  1. Posted by Barbara Smith, at Reply

    Just a heads-up, there are websites online that can be used to help kids manage their allowances. One that comes to mind is KidsCash (www.kidsca.sh) because the child earns points every time a transaction of real money is made, whether it’s saved, spent, or donated. The points work as an additional incentive. When the money is spent, it’s through the store website, which is full of toys and games, all of which are age-appropriate, so that parents don’t have to worry about what their kids are buying. There are also settings that would require the parent to approve every transaction that the child makes. I think you’d really find it interesting!

  2. Posted by Hershelle Clark, at Reply

    Our mom gives us an allowance. We get it when we complete our work on time, get good grades and help without asking. Sometimes she calls it rewards when we do good things like volunteering.

  3. Posted by FamZoo.com, at Reply

    Here are 17 more online resources that can help lower the bar for parents to be effective money mentors: https://list.ly/list/oD

  4. Pingback: Parents: Do you give your kids an allowance? | Live Life Worry Free Blog

  5. Posted by ZLS Publishing.com, at Reply

    Nope, I do not give my child an allowance. I never gave it much thought as to why I don’t, I just don’t but after reading this and thinking about it, I don’t believe I should be paying kids to do what they will one day. Unless you become a housekeeper nobody is going to pay you to keep your house clean. They need to get use to keeping their house clean without expectation of someone paying them one day.
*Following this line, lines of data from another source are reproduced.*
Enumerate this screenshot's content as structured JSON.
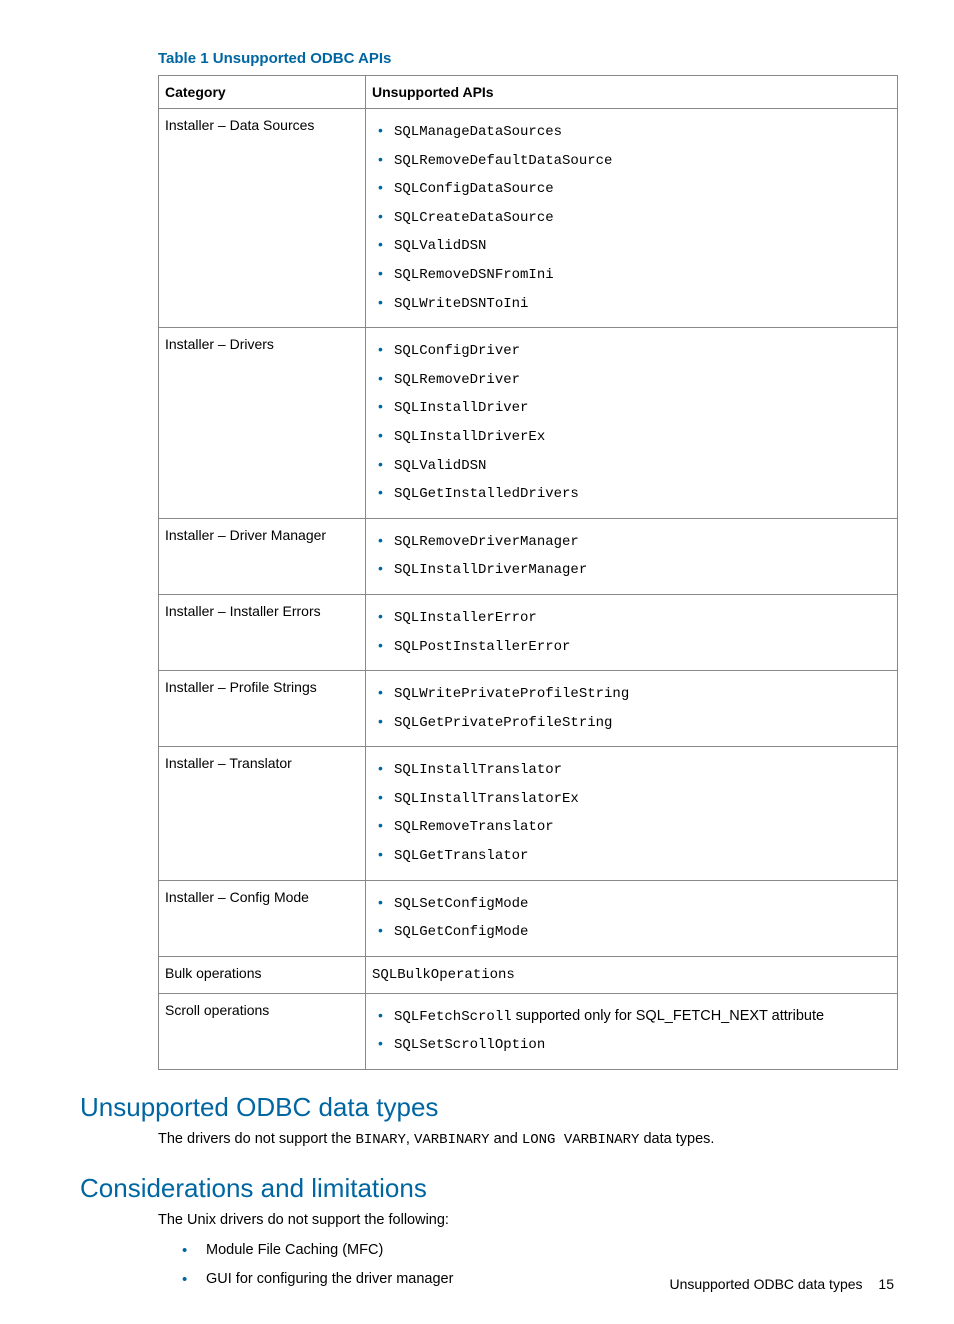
{
  "table": {
    "title": "Table 1 Unsupported ODBC APIs",
    "header_category": "Category",
    "header_apis": "Unsupported APIs",
    "rows": [
      {
        "category": "Installer – Data Sources",
        "apis": [
          {
            "text": "SQLManageDataSources",
            "mono": true
          },
          {
            "text": "SQLRemoveDefaultDataSource",
            "mono": true
          },
          {
            "text": "SQLConfigDataSource",
            "mono": true
          },
          {
            "text": "SQLCreateDataSource",
            "mono": true
          },
          {
            "text": "SQLValidDSN",
            "mono": true
          },
          {
            "text": "SQLRemoveDSNFromIni",
            "mono": true
          },
          {
            "text": "SQLWriteDSNToIni",
            "mono": true
          }
        ]
      },
      {
        "category": "Installer – Drivers",
        "apis": [
          {
            "text": "SQLConfigDriver",
            "mono": true
          },
          {
            "text": "SQLRemoveDriver",
            "mono": true
          },
          {
            "text": "SQLInstallDriver",
            "mono": true
          },
          {
            "text": "SQLInstallDriverEx",
            "mono": true
          },
          {
            "text": "SQLValidDSN",
            "mono": true
          },
          {
            "text": "SQLGetInstalledDrivers",
            "mono": true
          }
        ]
      },
      {
        "category": "Installer – Driver Manager",
        "apis": [
          {
            "text": "SQLRemoveDriverManager",
            "mono": true
          },
          {
            "text": "SQLInstallDriverManager",
            "mono": true
          }
        ]
      },
      {
        "category": "Installer – Installer Errors",
        "apis": [
          {
            "text": "SQLInstallerError",
            "mono": true
          },
          {
            "text": "SQLPostInstallerError",
            "mono": true
          }
        ]
      },
      {
        "category": "Installer – Profile Strings",
        "apis": [
          {
            "text": "SQLWritePrivateProfileString",
            "mono": true
          },
          {
            "text": "SQLGetPrivateProfileString",
            "mono": true
          }
        ]
      },
      {
        "category": "Installer – Translator",
        "apis": [
          {
            "text": "SQLInstallTranslator",
            "mono": true
          },
          {
            "text": "SQLInstallTranslatorEx",
            "mono": true
          },
          {
            "text": "SQLRemoveTranslator",
            "mono": true
          },
          {
            "text": "SQLGetTranslator",
            "mono": true
          }
        ]
      },
      {
        "category": "Installer – Config Mode",
        "apis": [
          {
            "text": "SQLSetConfigMode",
            "mono": true
          },
          {
            "text": "SQLGetConfigMode",
            "mono": true
          }
        ]
      },
      {
        "category": "Bulk operations",
        "plain": {
          "text": "SQLBulkOperations",
          "mono": true
        }
      },
      {
        "category": "Scroll operations",
        "apis": [
          {
            "pre": "SQLFetchScroll",
            "suffix": " supported only for SQL_FETCH_NEXT attribute"
          },
          {
            "text": "SQLSetScrollOption",
            "mono": true
          }
        ]
      }
    ]
  },
  "section1": {
    "heading": "Unsupported ODBC data types",
    "para_pre": "The drivers do not support the ",
    "t1": "BINARY",
    "sep1": ", ",
    "t2": "VARBINARY",
    "sep2": " and ",
    "t3": "LONG VARBINARY",
    "para_post": " data types."
  },
  "section2": {
    "heading": "Considerations and limitations",
    "para": "The Unix drivers do not support the following:",
    "items": [
      "Module File Caching (MFC)",
      "GUI for configuring the driver manager"
    ]
  },
  "footer": {
    "text": "Unsupported ODBC data types",
    "page": "15"
  }
}
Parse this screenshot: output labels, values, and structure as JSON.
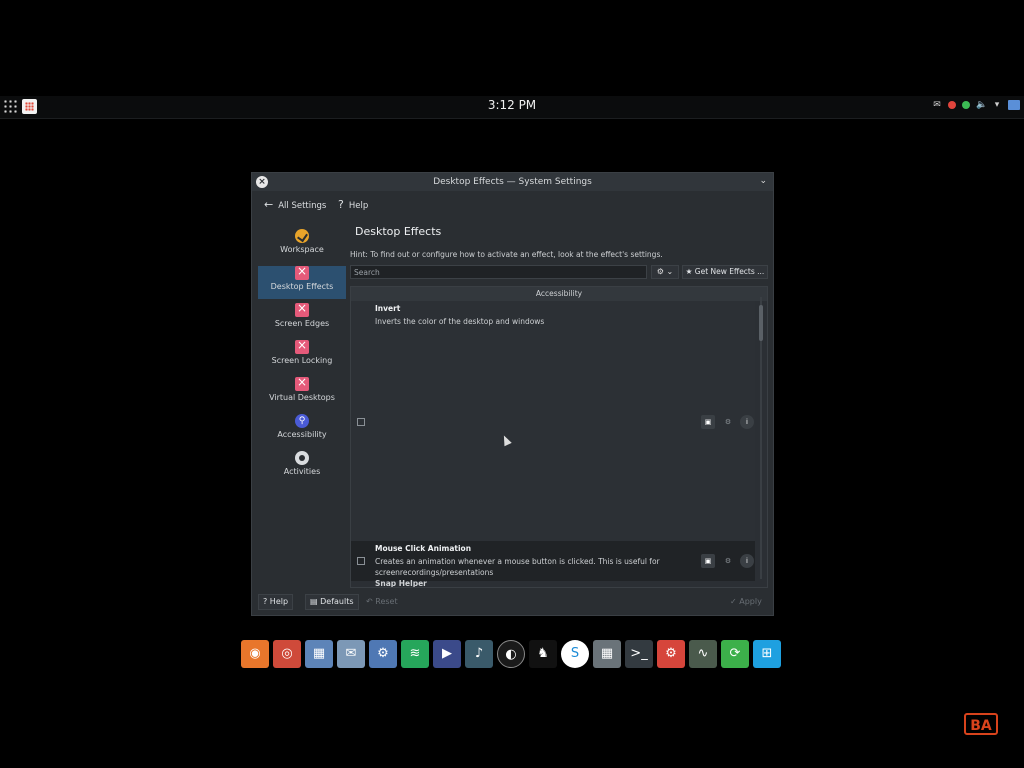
{
  "panel": {
    "clock": "3:12 PM"
  },
  "window": {
    "title": "Desktop Effects  — System Settings",
    "nav": {
      "back_label": "All Settings",
      "help_label": "Help"
    },
    "sidebar": {
      "items": [
        {
          "label": "Workspace",
          "icon": "workspace-icon"
        },
        {
          "label": "Desktop Effects",
          "icon": "desktop-effects-icon",
          "active": true
        },
        {
          "label": "Screen Edges",
          "icon": "screen-edges-icon"
        },
        {
          "label": "Screen Locking",
          "icon": "screen-locking-icon"
        },
        {
          "label": "Virtual Desktops",
          "icon": "virtual-desktops-icon"
        },
        {
          "label": "Accessibility",
          "icon": "accessibility-icon"
        },
        {
          "label": "Activities",
          "icon": "activities-icon"
        }
      ]
    },
    "main": {
      "title": "Desktop Effects",
      "hint": "Hint: To find out or configure how to activate an effect, look at the effect's settings.",
      "search_placeholder": "Search",
      "get_new_label": "Get New Effects ...",
      "category": "Accessibility",
      "effects": [
        {
          "name": "Invert",
          "description": "Inverts the color of the desktop and windows",
          "enabled": false
        },
        {
          "name": "Mouse Click Animation",
          "description": "Creates an animation whenever a mouse button is clicked. This is useful for screenrecordings/presentations",
          "enabled": false
        },
        {
          "name": "Snap Helper"
        }
      ]
    },
    "footer": {
      "help": "Help",
      "defaults": "Defaults",
      "reset": "Reset",
      "apply": "Apply"
    }
  },
  "dock": {
    "apps": [
      "firefox-icon",
      "chrome-icon",
      "files-icon",
      "mail-icon",
      "settings-icon",
      "spotify-icon",
      "video-editor-icon",
      "audio-icon",
      "obs-icon",
      "linux-icon",
      "skype-icon",
      "calculator-icon",
      "terminal-icon",
      "system-settings-icon",
      "monitor-icon",
      "refresh-icon",
      "windows-icon"
    ]
  },
  "watermark": "BA"
}
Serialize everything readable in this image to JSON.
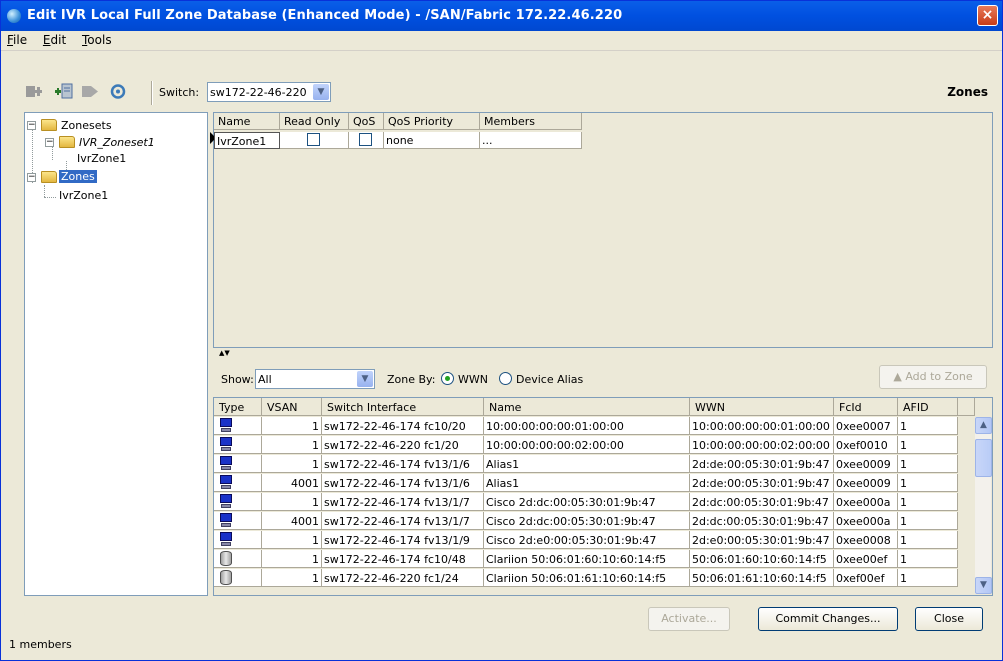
{
  "window": {
    "title": "Edit IVR Local Full Zone Database (Enhanced Mode) - /SAN/Fabric 172.22.46.220",
    "close_label": "×"
  },
  "menu": [
    {
      "label": "File",
      "mnemonic": "F",
      "rest": "ile"
    },
    {
      "label": "Edit",
      "mnemonic": "E",
      "rest": "dit"
    },
    {
      "label": "Tools",
      "mnemonic": "T",
      "rest": "ools"
    }
  ],
  "toolbar": {
    "switch_label": "Switch:",
    "switch_value": "sw172-22-46-220",
    "section_label": "Zones"
  },
  "tree": {
    "zonesets_label": "Zonesets",
    "zoneset_label": "IVR_Zoneset1",
    "zoneset_child": "IvrZone1",
    "zones_label": "Zones",
    "zones_child": "IvrZone1"
  },
  "zones_table": {
    "headers": [
      "Name",
      "Read Only",
      "QoS",
      "QoS Priority",
      "Members"
    ],
    "rows": [
      {
        "name": "IvrZone1",
        "read_only": false,
        "qos": false,
        "qos_priority": "none",
        "members": "..."
      }
    ]
  },
  "filter": {
    "show_label": "Show:",
    "show_value": "All",
    "zone_by_label": "Zone By:",
    "option_wwn": "WWN",
    "option_alias": "Device Alias",
    "selected": "WWN",
    "add_button": "Add to Zone"
  },
  "members_table": {
    "headers": [
      "Type",
      "VSAN",
      "Switch Interface",
      "Name",
      "WWN",
      "FcId",
      "AFID"
    ],
    "rows": [
      {
        "type": "host",
        "vsan": "1",
        "iface": "sw172-22-46-174 fc10/20",
        "name": "10:00:00:00:00:01:00:00",
        "wwn": "10:00:00:00:00:01:00:00",
        "fcid": "0xee0007",
        "afid": "1"
      },
      {
        "type": "host",
        "vsan": "1",
        "iface": "sw172-22-46-220 fc1/20",
        "name": "10:00:00:00:00:02:00:00",
        "wwn": "10:00:00:00:00:02:00:00",
        "fcid": "0xef0010",
        "afid": "1"
      },
      {
        "type": "host",
        "vsan": "1",
        "iface": "sw172-22-46-174 fv13/1/6",
        "name": "Alias1",
        "wwn": "2d:de:00:05:30:01:9b:47",
        "fcid": "0xee0009",
        "afid": "1"
      },
      {
        "type": "host",
        "vsan": "4001",
        "iface": "sw172-22-46-174 fv13/1/6",
        "name": "Alias1",
        "wwn": "2d:de:00:05:30:01:9b:47",
        "fcid": "0xee0009",
        "afid": "1"
      },
      {
        "type": "host",
        "vsan": "1",
        "iface": "sw172-22-46-174 fv13/1/7",
        "name": "Cisco 2d:dc:00:05:30:01:9b:47",
        "wwn": "2d:dc:00:05:30:01:9b:47",
        "fcid": "0xee000a",
        "afid": "1"
      },
      {
        "type": "host",
        "vsan": "4001",
        "iface": "sw172-22-46-174 fv13/1/7",
        "name": "Cisco 2d:dc:00:05:30:01:9b:47",
        "wwn": "2d:dc:00:05:30:01:9b:47",
        "fcid": "0xee000a",
        "afid": "1"
      },
      {
        "type": "host",
        "vsan": "1",
        "iface": "sw172-22-46-174 fv13/1/9",
        "name": "Cisco 2d:e0:00:05:30:01:9b:47",
        "wwn": "2d:e0:00:05:30:01:9b:47",
        "fcid": "0xee0008",
        "afid": "1"
      },
      {
        "type": "disk",
        "vsan": "1",
        "iface": "sw172-22-46-174 fc10/48",
        "name": "Clariion 50:06:01:60:10:60:14:f5",
        "wwn": "50:06:01:60:10:60:14:f5",
        "fcid": "0xee00ef",
        "afid": "1"
      },
      {
        "type": "disk",
        "vsan": "1",
        "iface": "sw172-22-46-220 fc1/24",
        "name": "Clariion 50:06:01:61:10:60:14:f5",
        "wwn": "50:06:01:61:10:60:14:f5",
        "fcid": "0xef00ef",
        "afid": "1"
      }
    ]
  },
  "buttons": {
    "activate": "Activate...",
    "commit": "Commit Changes...",
    "close": "Close"
  },
  "status": {
    "text": "1 members"
  },
  "colors": {
    "title_bar": "#0050e0",
    "selection": "#316ac5",
    "window_bg": "#ece9d8"
  }
}
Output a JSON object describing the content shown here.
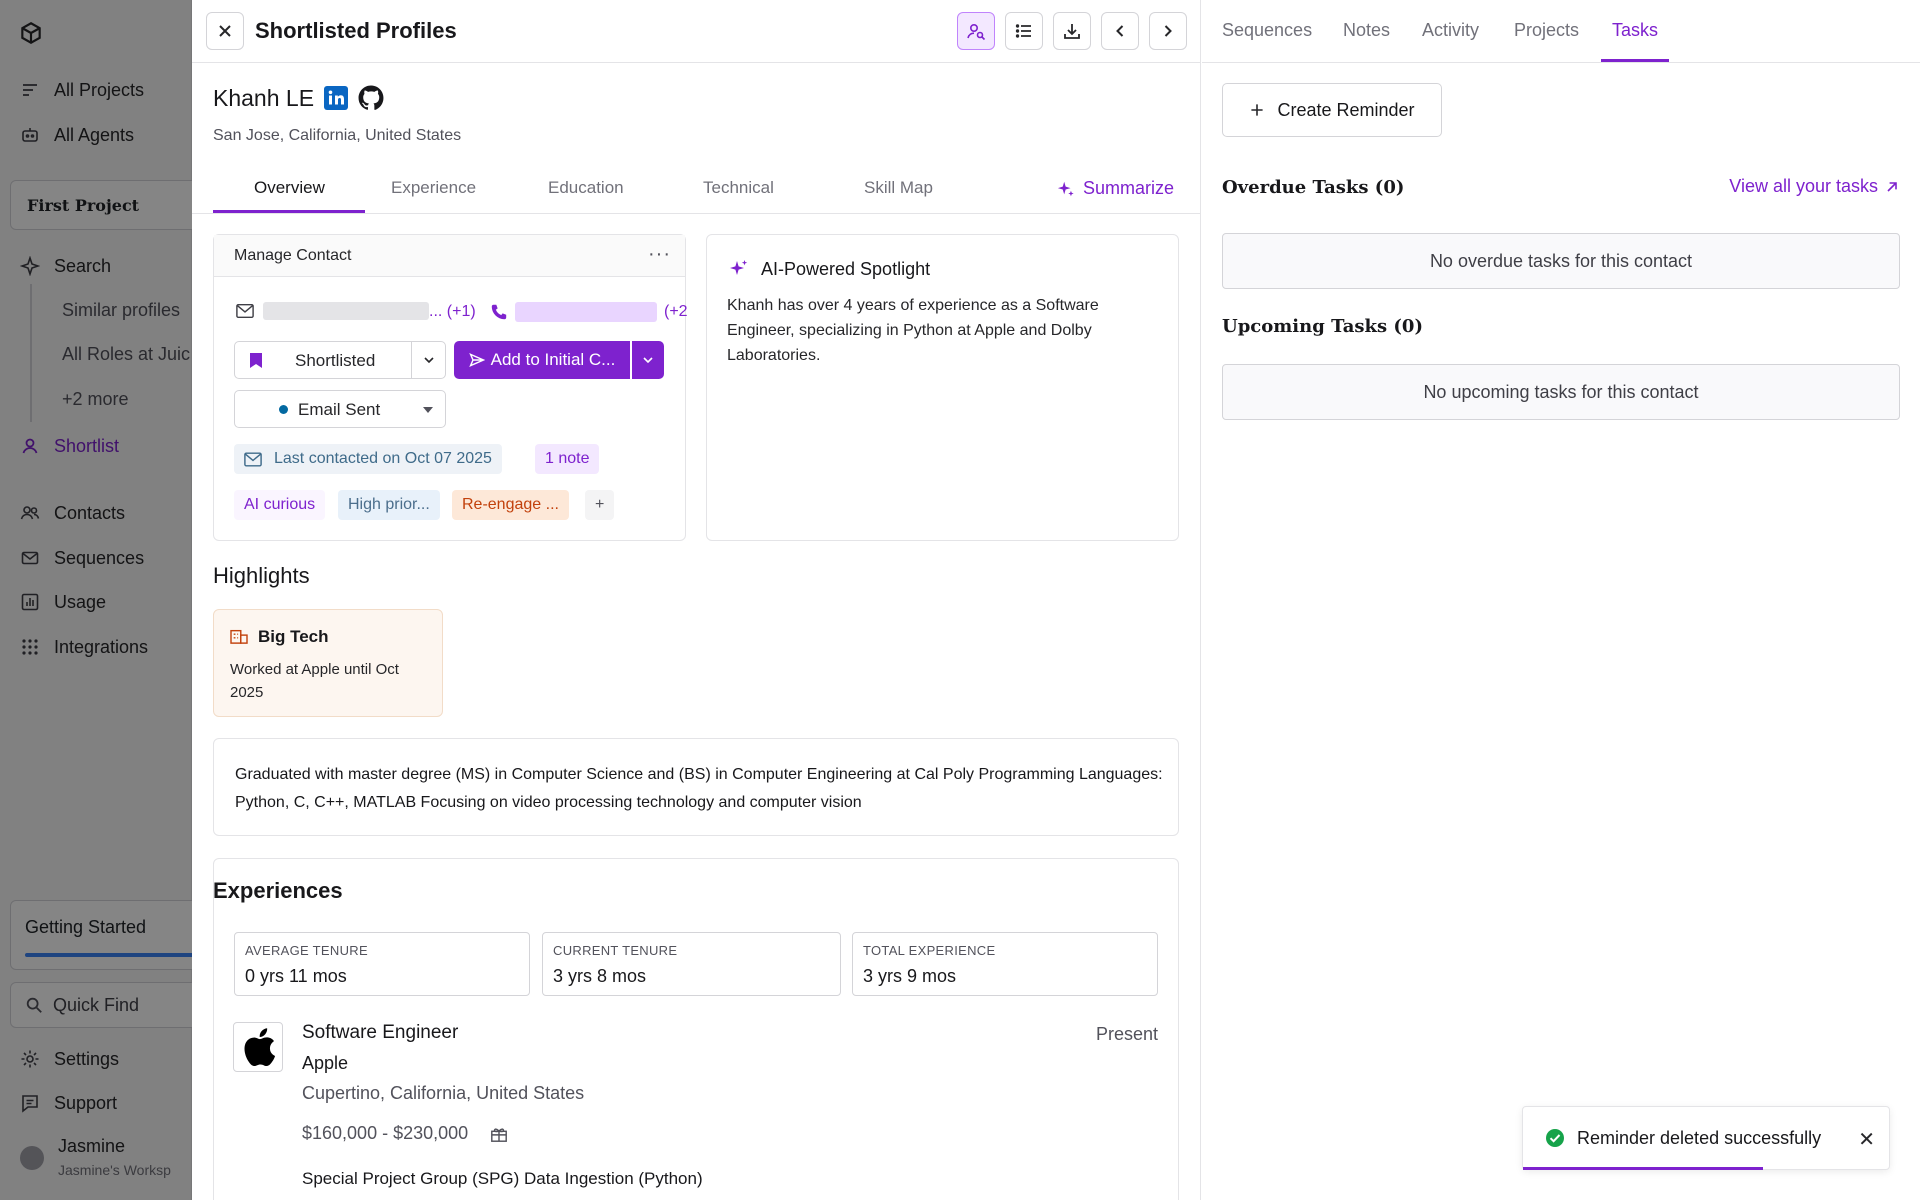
{
  "sidebar": {
    "items": {
      "all_projects": "All Projects",
      "all_agents": "All Agents",
      "search": "Search",
      "shortlist": "Shortlist",
      "contacts": "Contacts",
      "sequences": "Sequences",
      "usage": "Usage",
      "integrations": "Integrations",
      "settings": "Settings",
      "support": "Support"
    },
    "project": "First Project",
    "search_subitems": [
      "Similar profiles",
      "All Roles at Juic",
      "+2 more"
    ],
    "getting_started": "Getting Started",
    "quick_find": "Quick Find",
    "user_name": "Jasmine",
    "workspace": "Jasmine's Worksp"
  },
  "profile_panel": {
    "title": "Shortlisted Profiles",
    "name": "Khanh LE",
    "location": "San Jose, California, United States",
    "tabs": [
      "Overview",
      "Experience",
      "Education",
      "Technical",
      "Skill Map"
    ],
    "active_tab": "Overview",
    "summarize_label": "Summarize"
  },
  "manage_contact": {
    "title": "Manage Contact",
    "email_more": "... (+1)",
    "phone_more": "(+2",
    "status": "Shortlisted",
    "sequence_button": "Add to Initial C...",
    "email_status": "Email Sent",
    "last_contacted": "Last contacted on Oct 07 2025",
    "notes": "1 note",
    "tags": [
      "AI curious",
      "High prior...",
      "Re-engage ..."
    ],
    "add_tag": "+"
  },
  "spotlight": {
    "title": "AI-Powered Spotlight",
    "text": "Khanh has over 4 years of experience as a Software Engineer, specializing in Python at Apple and Dolby Laboratories."
  },
  "highlights": {
    "title": "Highlights",
    "card_title": "Big Tech",
    "card_text": "Worked at Apple until Oct 2025"
  },
  "education_summary": "Graduated with master degree (MS) in Computer Science and (BS) in Computer Engineering at Cal Poly Programming Languages: Python, C, C++, MATLAB Focusing on video processing technology and computer vision",
  "experiences": {
    "title": "Experiences",
    "stats": [
      {
        "label": "AVERAGE TENURE",
        "value": "0 yrs 11 mos"
      },
      {
        "label": "CURRENT TENURE",
        "value": "3 yrs 8 mos"
      },
      {
        "label": "TOTAL EXPERIENCE",
        "value": "3 yrs 9 mos"
      }
    ],
    "job": {
      "role": "Software Engineer",
      "company": "Apple",
      "location": "Cupertino, California, United States",
      "salary": "$160,000 - $230,000",
      "period": "Present",
      "project": "Special Project Group (SPG) Data Ingestion (Python)"
    }
  },
  "right_panel": {
    "tabs": [
      "Sequences",
      "Notes",
      "Activity",
      "Projects",
      "Tasks"
    ],
    "active_tab": "Tasks",
    "create_reminder": "Create Reminder",
    "overdue_title": "Overdue Tasks (0)",
    "view_all": "View all your tasks",
    "overdue_empty": "No overdue tasks for this contact",
    "upcoming_title": "Upcoming Tasks (0)",
    "upcoming_empty": "No upcoming tasks for this contact"
  },
  "toast": {
    "message": "Reminder deleted successfully"
  },
  "colors": {
    "accent": "#7e22ce",
    "success": "#16a34a",
    "linkedin": "#0a66c2"
  }
}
Good article, very thoughtful.

  6. Posted by Dirk Simmons, at Reply

    Love reading your newsletters Princess and discovering posts like this one. We were just talking about giving our daughter an allowance. Sure we will use these tips to help us figure out another money phase in our lives.